Olympic gold medalist and the third annual CV CAN Games Master of Ceremonies Rafer Johnson, who helped found the Special Olympics in California in 1969, said the most important thing about Saturday was giving the athletes the opportunity to compete.
"Winning is not the most important thing that happens on the field of competition, being the best you can be is," said Johnson, an Olympic gold medalist in the decathlon in 1960, in his opening speech. "You're not compared with anyone else, you're not trying to beat someone else in a sense, you're trying to be the best that you can be and whatever happens happens."

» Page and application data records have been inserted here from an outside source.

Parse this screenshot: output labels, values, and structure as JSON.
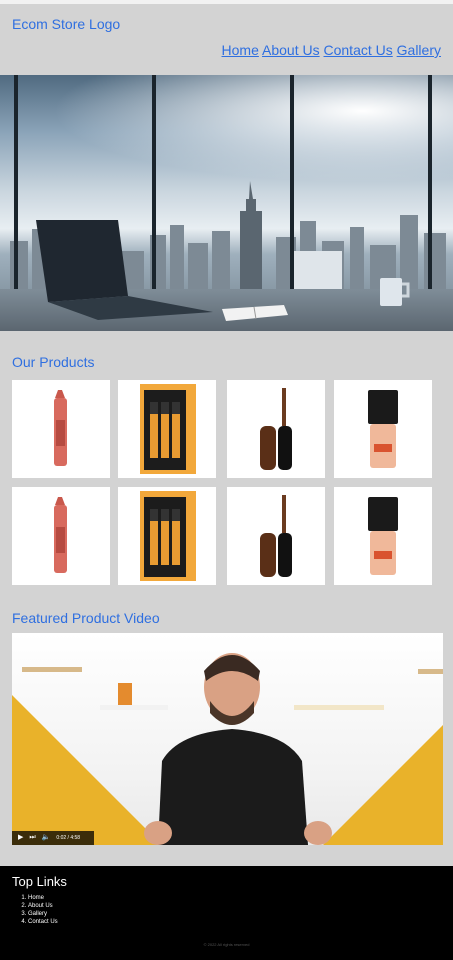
{
  "header": {
    "logo_text": "Ecom Store Logo",
    "nav": [
      "Home",
      "About Us",
      "Contact Us",
      "Gallery"
    ]
  },
  "products_section": {
    "title": "Our Products"
  },
  "products": [
    {
      "kind": "lipstick-crayon",
      "color": "#d86a5e"
    },
    {
      "kind": "brush-set",
      "color": "#f2a83b"
    },
    {
      "kind": "lip-gloss",
      "color": "#6b3b20"
    },
    {
      "kind": "foundation-bottle",
      "color": "#f0b89a"
    },
    {
      "kind": "lipstick-crayon",
      "color": "#d86a5e"
    },
    {
      "kind": "brush-set",
      "color": "#f2a83b"
    },
    {
      "kind": "lip-gloss",
      "color": "#6b3b20"
    },
    {
      "kind": "foundation-bottle",
      "color": "#f0b89a"
    }
  ],
  "video_section": {
    "title": "Featured Product Video"
  },
  "video": {
    "time": "0:02 / 4:58",
    "icons": [
      "play-icon",
      "next-icon",
      "volume-icon"
    ]
  },
  "footer": {
    "title": "Top Links",
    "links": [
      "Home",
      "About Us",
      "Gallery",
      "Contact Us"
    ],
    "copyright": "© 2022 All rights reserved"
  },
  "colors": {
    "accent": "#2f6fe0",
    "page_bg": "#d3d3d3",
    "footer_bg": "#000000"
  }
}
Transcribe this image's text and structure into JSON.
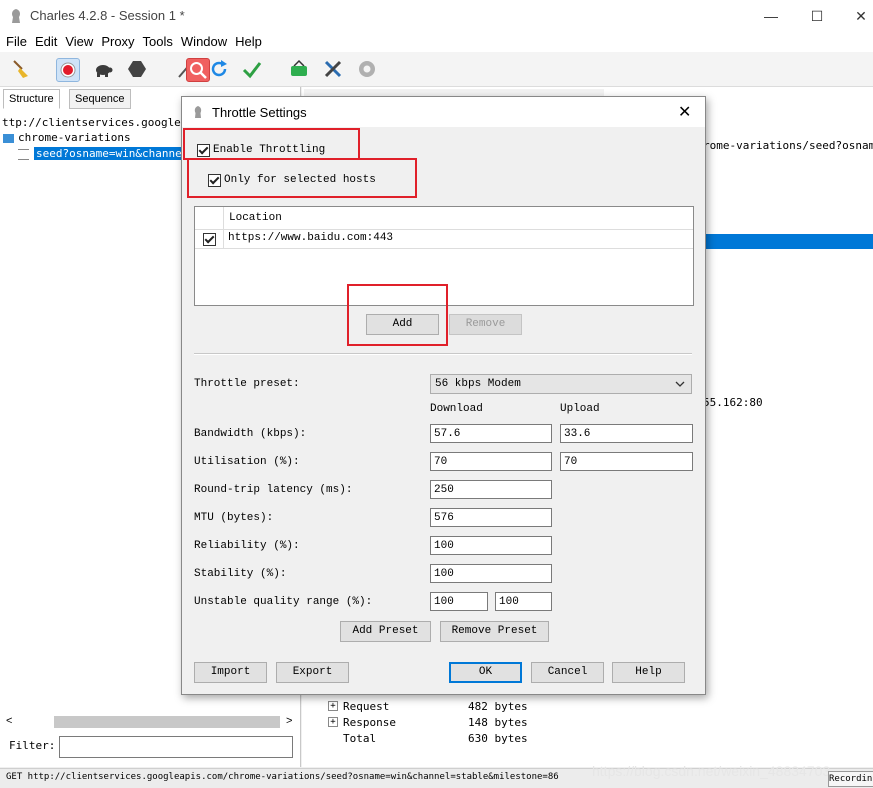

CV CAN, a non-profit community organization which was founded in 2003 and stands for Crescenta Valley Committed to Athletic Needs, gave Special Olympic athletes the chance to compete in a variety of walk, run, relay and wheelchair races and field events that included softball toss, long jump and shot put.
"The athletes train and they take this very serious, they have been working very hard to compete," said CV CAN Games Organizer Grace Chase. "For some of them this will be their first time and others it is something they have been doing for most of their life."
Michael Leon, a Glendale resident and Rosemont Middle School student, is only 14-years old, but he's already a three-year veteran of the Special Olympics and CV CAN Games with seven gold medals, each in different Special Olympic events, to his name.
"I want to win," said Leon, who was one of about 20 other Glendale residents to compete Saturday. "I've only got gold [medals]."
Saturday's first winner was Alan Fry, Jr., a 25-year old athlete from South Bay, in the 1,500-meter run, as he crossed the finish line in 5 minutes 56.41 seconds.
"It feels good [winning], I just want to try to do my best," Fry said. "This is my first time here at [CV CAN], it's good."
First, second or last place, everyone walked away with an award, and almost every athlete was paired up with a "buddy," as about 500 people volunteered — many of which were Crescenta Valley students — to help out, which included being paired with an athlete for the day.
The entire Falcons baseball team volunteered its time Saturday even after a Pacific League loss to Arcadia, 1-0, the night before.
"It's cool to see how happy they are," said the Falcons' Cameron Silva. "We take it for granted because we get to play sports all the time — it's like a job almost sometimes — but these guys just have fun doing it."
It's that kind of community the Falcons showed that the whole event is all about, Chase said.
"We have an opportunity to bring the community together and spend a wonderful day cheering on a very special group of people," Chase said. "We don't always have the opportunity to highlight this demographic in our population."